#### Exercise requirements:
Every line below should be duplicated exactly.

[Element data from apps and pages]
┄┄┄┄┄┄┄┄┄┄┄┄┄┄┄┄┄┄┄┄
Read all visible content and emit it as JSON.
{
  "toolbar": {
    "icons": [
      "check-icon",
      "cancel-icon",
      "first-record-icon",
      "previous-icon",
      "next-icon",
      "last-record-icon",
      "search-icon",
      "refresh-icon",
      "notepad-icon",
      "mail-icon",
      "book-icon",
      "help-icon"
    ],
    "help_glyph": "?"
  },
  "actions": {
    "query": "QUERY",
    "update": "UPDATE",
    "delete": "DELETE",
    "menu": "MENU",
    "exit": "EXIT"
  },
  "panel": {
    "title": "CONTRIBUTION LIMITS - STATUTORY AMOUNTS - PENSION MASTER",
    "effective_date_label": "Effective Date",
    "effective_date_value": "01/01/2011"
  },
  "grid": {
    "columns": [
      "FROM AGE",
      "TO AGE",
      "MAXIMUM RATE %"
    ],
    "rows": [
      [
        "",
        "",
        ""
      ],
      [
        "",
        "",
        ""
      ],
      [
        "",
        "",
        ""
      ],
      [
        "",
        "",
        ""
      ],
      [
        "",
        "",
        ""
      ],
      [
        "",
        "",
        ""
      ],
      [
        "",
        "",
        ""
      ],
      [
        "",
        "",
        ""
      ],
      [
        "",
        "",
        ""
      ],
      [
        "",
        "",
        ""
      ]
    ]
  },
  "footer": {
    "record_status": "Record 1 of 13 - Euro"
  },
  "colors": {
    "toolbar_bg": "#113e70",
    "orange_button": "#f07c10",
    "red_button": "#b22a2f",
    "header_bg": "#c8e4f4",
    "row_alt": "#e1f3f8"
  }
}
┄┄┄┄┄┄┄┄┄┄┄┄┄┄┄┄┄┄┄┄
#### Solution below:
Read all visible content and emit it as JSON.
{
  "toolbar": {
    "icons": [
      "check-icon",
      "cancel-icon",
      "first-record-icon",
      "previous-icon",
      "next-icon",
      "last-record-icon",
      "search-icon",
      "refresh-icon",
      "notepad-icon",
      "mail-icon",
      "book-icon",
      "help-icon"
    ],
    "help_glyph": "?"
  },
  "actions": {
    "query": "QUERY",
    "update": "UPDATE",
    "delete": "DELETE",
    "menu": "MENU",
    "exit": "EXIT"
  },
  "panel": {
    "title": "CONTRIBUTION LIMITS - STATUTORY AMOUNTS - PENSION MASTER",
    "effective_date_label": "Effective Date",
    "effective_date_value": "01/01/2011"
  },
  "grid": {
    "columns": [
      "FROM AGE",
      "TO AGE",
      "MAXIMUM RATE %"
    ],
    "rows": [
      [
        "",
        "",
        ""
      ],
      [
        "",
        "",
        ""
      ],
      [
        "",
        "",
        ""
      ],
      [
        "",
        "",
        ""
      ],
      [
        "",
        "",
        ""
      ],
      [
        "",
        "",
        ""
      ],
      [
        "",
        "",
        ""
      ],
      [
        "",
        "",
        ""
      ],
      [
        "",
        "",
        ""
      ],
      [
        "",
        "",
        ""
      ]
    ]
  },
  "footer": {
    "record_status": "Record 1 of 13 - Euro"
  },
  "colors": {
    "toolbar_bg": "#113e70",
    "orange_button": "#f07c10",
    "red_button": "#b22a2f",
    "header_bg": "#c8e4f4",
    "row_alt": "#e1f3f8"
  }
}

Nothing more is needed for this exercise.